Problem details
Repeat every line of the material below exactly.

************

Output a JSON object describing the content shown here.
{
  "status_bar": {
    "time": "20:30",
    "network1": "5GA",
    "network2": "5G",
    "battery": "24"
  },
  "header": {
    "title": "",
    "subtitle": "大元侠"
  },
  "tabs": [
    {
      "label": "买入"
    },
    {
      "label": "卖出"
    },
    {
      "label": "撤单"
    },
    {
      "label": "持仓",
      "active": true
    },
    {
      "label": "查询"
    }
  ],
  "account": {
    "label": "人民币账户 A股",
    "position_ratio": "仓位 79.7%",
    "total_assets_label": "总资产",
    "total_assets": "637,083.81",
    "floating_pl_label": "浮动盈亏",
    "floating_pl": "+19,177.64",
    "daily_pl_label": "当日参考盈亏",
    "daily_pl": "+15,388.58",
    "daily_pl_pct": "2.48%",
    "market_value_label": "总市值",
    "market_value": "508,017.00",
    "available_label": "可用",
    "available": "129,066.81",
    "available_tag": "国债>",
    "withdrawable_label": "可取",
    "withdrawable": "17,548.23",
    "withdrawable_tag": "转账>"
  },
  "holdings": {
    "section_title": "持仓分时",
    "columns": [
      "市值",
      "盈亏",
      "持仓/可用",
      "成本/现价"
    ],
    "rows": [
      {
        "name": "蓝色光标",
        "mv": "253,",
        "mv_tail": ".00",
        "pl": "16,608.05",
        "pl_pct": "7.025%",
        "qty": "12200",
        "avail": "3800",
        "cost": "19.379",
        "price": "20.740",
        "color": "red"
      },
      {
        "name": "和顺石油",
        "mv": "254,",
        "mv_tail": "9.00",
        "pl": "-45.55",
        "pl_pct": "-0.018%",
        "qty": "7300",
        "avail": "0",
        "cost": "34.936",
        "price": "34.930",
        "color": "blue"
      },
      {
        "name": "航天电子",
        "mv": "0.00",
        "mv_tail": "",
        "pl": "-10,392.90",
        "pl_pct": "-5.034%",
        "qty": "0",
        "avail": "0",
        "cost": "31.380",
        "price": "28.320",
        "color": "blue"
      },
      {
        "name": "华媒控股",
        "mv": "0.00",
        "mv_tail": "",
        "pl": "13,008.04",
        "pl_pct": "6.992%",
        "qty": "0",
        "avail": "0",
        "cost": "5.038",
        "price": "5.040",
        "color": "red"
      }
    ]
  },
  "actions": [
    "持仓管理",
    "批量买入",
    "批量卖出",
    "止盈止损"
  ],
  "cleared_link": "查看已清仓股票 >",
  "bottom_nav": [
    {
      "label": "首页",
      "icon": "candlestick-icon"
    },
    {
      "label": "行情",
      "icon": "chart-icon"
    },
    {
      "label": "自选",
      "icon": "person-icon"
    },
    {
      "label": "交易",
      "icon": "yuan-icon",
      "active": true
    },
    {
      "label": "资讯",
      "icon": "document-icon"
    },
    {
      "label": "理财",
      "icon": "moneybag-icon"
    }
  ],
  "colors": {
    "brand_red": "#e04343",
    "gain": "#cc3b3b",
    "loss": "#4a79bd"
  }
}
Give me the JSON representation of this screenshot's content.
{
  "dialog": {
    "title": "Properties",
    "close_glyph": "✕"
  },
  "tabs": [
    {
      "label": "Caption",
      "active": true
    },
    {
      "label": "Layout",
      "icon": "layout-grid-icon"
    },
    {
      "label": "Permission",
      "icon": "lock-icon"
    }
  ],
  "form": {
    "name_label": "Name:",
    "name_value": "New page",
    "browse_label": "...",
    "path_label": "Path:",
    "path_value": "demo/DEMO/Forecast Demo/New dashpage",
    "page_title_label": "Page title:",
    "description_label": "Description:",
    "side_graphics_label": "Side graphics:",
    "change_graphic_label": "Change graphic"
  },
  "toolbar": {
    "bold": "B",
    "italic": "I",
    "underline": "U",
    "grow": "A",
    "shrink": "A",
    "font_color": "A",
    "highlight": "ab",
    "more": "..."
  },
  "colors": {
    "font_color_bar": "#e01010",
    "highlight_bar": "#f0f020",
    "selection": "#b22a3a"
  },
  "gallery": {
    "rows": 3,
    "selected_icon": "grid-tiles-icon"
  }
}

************

Solution to the exercise
Output a JSON object describing the content shown here.
{
  "status_bar": {
    "time": "20:30",
    "network1": "5GA",
    "network2": "5G",
    "battery": "24"
  },
  "header": {
    "title": "",
    "subtitle": "大元侠"
  },
  "tabs": [
    {
      "label": "买入"
    },
    {
      "label": "卖出"
    },
    {
      "label": "撤单"
    },
    {
      "label": "持仓",
      "active": true
    },
    {
      "label": "查询"
    }
  ],
  "account": {
    "label": "人民币账户 A股",
    "position_ratio": "仓位 79.7%",
    "total_assets_label": "总资产",
    "total_assets": "637,083.81",
    "floating_pl_label": "浮动盈亏",
    "floating_pl": "+19,177.64",
    "daily_pl_label": "当日参考盈亏",
    "daily_pl": "+15,388.58",
    "daily_pl_pct": "2.48%",
    "market_value_label": "总市值",
    "market_value": "508,017.00",
    "available_label": "可用",
    "available": "129,066.81",
    "available_tag": "国债>",
    "withdrawable_label": "可取",
    "withdrawable": "17,548.23",
    "withdrawable_tag": "转账>"
  },
  "holdings": {
    "section_title": "持仓分时",
    "columns": [
      "市值",
      "盈亏",
      "持仓/可用",
      "成本/现价"
    ],
    "rows": [
      {
        "name": "蓝色光标",
        "mv": "253,",
        "mv_tail": ".00",
        "pl": "16,608.05",
        "pl_pct": "7.025%",
        "qty": "12200",
        "avail": "3800",
        "cost": "19.379",
        "price": "20.740",
        "color": "red"
      },
      {
        "name": "和顺石油",
        "mv": "254,",
        "mv_tail": "9.00",
        "pl": "-45.55",
        "pl_pct": "-0.018%",
        "qty": "7300",
        "avail": "0",
        "cost": "34.936",
        "price": "34.930",
        "color": "blue"
      },
      {
        "name": "航天电子",
        "mv": "0.00",
        "mv_tail": "",
        "pl": "-10,392.90",
        "pl_pct": "-5.034%",
        "qty": "0",
        "avail": "0",
        "cost": "31.380",
        "price": "28.320",
        "color": "blue"
      },
      {
        "name": "华媒控股",
        "mv": "0.00",
        "mv_tail": "",
        "pl": "13,008.04",
        "pl_pct": "6.992%",
        "qty": "0",
        "avail": "0",
        "cost": "5.038",
        "price": "5.040",
        "color": "red"
      }
    ]
  },
  "actions": [
    "持仓管理",
    "批量买入",
    "批量卖出",
    "止盈止损"
  ],
  "cleared_link": "查看已清仓股票 >",
  "bottom_nav": [
    {
      "label": "首页",
      "icon": "candlestick-icon"
    },
    {
      "label": "行情",
      "icon": "chart-icon"
    },
    {
      "label": "自选",
      "icon": "person-icon"
    },
    {
      "label": "交易",
      "icon": "yuan-icon",
      "active": true
    },
    {
      "label": "资讯",
      "icon": "document-icon"
    },
    {
      "label": "理财",
      "icon": "moneybag-icon"
    }
  ],
  "colors": {
    "brand_red": "#e04343",
    "gain": "#cc3b3b",
    "loss": "#4a79bd"
  }
}
Give me the JSON representation of this screenshot's content.
{
  "dialog": {
    "title": "Properties",
    "close_glyph": "✕"
  },
  "tabs": [
    {
      "label": "Caption",
      "active": true
    },
    {
      "label": "Layout",
      "icon": "layout-grid-icon"
    },
    {
      "label": "Permission",
      "icon": "lock-icon"
    }
  ],
  "form": {
    "name_label": "Name:",
    "name_value": "New page",
    "browse_label": "...",
    "path_label": "Path:",
    "path_value": "demo/DEMO/Forecast Demo/New dashpage",
    "page_title_label": "Page title:",
    "description_label": "Description:",
    "side_graphics_label": "Side graphics:",
    "change_graphic_label": "Change graphic"
  },
  "toolbar": {
    "bold": "B",
    "italic": "I",
    "underline": "U",
    "grow": "A",
    "shrink": "A",
    "font_color": "A",
    "highlight": "ab",
    "more": "..."
  },
  "colors": {
    "font_color_bar": "#e01010",
    "highlight_bar": "#f0f020",
    "selection": "#b22a3a"
  },
  "gallery": {
    "rows": 3,
    "selected_icon": "grid-tiles-icon"
  }
}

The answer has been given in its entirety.